▶ [What is required] With the records as your source, report how many lines contain "kind". Add no other words.
(Information provided begins)
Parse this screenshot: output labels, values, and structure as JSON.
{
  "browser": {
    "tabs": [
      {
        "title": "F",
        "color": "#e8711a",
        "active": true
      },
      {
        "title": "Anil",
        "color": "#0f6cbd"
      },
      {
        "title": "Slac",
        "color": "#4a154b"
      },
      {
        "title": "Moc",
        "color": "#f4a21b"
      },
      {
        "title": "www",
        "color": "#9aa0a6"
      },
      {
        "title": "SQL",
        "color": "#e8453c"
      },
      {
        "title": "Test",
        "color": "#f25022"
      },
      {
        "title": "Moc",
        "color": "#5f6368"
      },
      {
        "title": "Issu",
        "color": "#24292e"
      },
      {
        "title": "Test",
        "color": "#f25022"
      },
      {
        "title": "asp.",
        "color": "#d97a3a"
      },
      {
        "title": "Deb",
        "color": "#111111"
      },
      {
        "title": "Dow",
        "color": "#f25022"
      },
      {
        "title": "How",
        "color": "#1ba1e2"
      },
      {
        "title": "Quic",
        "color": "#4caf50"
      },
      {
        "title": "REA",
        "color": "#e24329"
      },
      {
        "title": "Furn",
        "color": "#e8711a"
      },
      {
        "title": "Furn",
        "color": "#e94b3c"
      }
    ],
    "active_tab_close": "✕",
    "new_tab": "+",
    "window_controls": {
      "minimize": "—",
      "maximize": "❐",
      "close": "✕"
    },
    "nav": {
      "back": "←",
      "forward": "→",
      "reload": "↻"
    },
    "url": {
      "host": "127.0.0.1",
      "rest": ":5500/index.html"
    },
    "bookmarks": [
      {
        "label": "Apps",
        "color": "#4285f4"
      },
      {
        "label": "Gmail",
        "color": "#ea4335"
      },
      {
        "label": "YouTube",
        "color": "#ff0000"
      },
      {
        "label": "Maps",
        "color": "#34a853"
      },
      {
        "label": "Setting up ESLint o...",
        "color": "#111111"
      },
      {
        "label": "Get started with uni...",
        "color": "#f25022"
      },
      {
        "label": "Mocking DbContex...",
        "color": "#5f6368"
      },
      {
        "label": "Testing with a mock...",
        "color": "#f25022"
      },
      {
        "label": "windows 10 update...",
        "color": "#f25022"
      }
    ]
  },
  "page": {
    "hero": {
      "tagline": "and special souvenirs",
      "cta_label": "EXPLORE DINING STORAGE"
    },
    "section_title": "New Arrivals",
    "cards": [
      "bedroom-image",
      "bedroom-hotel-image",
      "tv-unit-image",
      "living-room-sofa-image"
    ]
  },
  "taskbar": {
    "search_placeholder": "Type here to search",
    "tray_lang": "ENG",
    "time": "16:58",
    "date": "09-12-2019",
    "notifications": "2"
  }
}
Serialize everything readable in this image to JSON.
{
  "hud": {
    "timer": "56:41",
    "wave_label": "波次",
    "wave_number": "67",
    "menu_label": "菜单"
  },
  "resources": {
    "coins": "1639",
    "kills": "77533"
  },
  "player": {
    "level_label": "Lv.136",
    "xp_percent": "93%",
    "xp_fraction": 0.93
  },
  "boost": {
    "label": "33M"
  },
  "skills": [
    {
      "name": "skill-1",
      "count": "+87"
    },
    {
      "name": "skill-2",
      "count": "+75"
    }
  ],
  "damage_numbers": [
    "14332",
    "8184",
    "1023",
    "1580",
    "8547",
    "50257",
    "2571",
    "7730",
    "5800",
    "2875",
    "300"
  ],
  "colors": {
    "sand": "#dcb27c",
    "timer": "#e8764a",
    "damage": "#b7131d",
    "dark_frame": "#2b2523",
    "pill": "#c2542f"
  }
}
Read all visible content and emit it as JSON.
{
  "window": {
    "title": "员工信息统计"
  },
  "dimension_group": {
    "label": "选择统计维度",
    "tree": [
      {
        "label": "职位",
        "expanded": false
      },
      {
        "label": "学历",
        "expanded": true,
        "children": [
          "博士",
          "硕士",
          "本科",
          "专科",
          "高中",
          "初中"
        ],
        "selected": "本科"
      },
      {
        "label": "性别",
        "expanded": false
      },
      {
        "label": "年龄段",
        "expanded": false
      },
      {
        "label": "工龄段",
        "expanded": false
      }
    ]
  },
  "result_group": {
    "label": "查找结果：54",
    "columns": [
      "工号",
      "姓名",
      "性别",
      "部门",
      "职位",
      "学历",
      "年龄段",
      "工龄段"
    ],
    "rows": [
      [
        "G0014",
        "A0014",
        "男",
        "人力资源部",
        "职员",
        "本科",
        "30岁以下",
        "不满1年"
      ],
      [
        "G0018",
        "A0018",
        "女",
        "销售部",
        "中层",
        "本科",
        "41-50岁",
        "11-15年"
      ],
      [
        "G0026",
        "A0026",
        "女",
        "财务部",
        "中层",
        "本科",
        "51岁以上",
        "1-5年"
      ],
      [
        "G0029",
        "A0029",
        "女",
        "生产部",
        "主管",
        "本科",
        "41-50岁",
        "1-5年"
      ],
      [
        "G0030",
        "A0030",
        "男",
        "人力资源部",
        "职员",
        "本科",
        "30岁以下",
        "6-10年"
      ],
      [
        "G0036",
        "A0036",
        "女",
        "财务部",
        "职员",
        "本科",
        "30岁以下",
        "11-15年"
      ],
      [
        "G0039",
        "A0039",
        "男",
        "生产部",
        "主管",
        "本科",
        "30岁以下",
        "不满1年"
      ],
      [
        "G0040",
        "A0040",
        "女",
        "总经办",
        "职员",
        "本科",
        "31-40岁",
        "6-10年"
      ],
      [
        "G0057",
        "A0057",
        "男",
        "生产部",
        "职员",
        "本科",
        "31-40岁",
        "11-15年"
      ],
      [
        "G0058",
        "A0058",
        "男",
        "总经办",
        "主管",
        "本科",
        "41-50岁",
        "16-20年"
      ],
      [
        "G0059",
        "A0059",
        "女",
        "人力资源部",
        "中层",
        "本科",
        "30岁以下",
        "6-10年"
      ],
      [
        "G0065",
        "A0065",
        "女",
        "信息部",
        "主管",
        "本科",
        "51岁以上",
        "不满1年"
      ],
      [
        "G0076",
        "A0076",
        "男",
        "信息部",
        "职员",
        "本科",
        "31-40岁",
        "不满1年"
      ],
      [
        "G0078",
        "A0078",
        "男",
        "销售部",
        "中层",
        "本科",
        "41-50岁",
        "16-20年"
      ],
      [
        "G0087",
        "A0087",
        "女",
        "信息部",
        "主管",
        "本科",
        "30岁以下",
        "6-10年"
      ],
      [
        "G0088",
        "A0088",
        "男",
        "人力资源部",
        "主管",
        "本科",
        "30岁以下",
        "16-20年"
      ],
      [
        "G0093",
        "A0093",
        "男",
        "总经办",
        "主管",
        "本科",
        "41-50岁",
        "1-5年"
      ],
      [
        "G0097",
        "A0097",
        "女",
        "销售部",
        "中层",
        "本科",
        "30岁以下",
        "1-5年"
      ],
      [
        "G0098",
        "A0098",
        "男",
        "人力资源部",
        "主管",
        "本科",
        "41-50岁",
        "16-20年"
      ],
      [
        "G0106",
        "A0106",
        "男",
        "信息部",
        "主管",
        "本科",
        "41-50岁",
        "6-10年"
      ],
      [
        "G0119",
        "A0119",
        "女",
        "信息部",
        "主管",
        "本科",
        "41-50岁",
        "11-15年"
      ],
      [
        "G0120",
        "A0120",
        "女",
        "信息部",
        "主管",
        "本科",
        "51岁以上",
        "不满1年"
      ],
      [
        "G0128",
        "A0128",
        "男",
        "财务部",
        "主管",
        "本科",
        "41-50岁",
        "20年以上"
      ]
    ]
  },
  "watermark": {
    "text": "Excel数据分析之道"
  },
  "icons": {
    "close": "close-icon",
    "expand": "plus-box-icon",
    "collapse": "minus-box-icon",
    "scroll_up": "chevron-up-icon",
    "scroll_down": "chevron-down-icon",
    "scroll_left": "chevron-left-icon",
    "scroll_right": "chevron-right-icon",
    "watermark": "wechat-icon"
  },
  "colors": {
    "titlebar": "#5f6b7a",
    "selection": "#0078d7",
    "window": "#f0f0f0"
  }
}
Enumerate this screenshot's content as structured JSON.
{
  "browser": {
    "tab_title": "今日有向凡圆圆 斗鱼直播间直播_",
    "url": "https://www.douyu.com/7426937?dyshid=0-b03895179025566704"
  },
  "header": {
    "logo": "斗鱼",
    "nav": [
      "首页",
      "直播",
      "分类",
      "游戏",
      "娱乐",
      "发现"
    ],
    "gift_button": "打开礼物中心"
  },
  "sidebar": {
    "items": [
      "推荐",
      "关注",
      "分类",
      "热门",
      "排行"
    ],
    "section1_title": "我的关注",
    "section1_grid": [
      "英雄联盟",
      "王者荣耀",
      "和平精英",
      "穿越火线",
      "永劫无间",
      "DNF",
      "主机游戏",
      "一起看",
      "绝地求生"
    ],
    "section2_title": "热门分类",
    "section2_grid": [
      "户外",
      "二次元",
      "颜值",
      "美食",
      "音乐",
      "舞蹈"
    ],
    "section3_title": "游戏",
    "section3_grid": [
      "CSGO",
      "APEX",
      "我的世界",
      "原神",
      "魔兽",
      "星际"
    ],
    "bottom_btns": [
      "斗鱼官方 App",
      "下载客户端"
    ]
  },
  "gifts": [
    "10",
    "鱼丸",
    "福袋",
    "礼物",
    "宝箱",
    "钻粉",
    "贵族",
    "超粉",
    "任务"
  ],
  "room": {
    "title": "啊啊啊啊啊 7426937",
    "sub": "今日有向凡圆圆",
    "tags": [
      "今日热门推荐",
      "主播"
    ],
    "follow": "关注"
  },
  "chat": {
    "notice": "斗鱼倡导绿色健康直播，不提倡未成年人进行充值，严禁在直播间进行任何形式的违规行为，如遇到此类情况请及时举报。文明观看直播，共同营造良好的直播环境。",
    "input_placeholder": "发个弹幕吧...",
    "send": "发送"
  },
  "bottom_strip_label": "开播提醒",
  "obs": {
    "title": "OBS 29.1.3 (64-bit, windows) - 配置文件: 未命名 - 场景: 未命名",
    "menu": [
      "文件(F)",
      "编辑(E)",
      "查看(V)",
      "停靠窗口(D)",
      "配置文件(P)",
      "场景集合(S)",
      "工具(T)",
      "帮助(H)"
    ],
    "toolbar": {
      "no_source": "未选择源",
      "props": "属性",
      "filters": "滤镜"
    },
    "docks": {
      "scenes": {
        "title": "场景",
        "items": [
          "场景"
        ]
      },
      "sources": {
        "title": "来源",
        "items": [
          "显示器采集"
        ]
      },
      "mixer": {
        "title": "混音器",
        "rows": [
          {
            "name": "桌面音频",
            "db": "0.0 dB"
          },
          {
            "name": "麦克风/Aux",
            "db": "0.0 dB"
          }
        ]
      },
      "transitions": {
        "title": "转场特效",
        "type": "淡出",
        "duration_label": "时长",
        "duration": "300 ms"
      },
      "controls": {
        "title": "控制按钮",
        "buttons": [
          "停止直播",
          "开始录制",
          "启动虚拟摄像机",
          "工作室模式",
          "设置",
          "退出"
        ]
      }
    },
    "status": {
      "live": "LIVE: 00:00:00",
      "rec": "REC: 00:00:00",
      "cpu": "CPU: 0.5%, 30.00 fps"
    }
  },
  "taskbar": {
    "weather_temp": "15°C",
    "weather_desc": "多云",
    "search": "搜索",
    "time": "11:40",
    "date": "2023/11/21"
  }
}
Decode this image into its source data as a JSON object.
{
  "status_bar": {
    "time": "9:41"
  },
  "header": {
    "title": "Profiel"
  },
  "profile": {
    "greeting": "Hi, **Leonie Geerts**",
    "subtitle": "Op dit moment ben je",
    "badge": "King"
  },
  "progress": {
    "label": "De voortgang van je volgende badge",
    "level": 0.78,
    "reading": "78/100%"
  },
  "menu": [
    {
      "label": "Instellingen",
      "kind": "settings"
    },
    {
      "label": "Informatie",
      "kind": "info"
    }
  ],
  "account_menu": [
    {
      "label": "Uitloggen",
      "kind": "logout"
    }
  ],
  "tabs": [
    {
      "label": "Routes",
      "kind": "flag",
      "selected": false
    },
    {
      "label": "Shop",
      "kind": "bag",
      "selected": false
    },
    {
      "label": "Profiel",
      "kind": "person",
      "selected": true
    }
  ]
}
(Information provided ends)
▶ [Response to this exercise] 6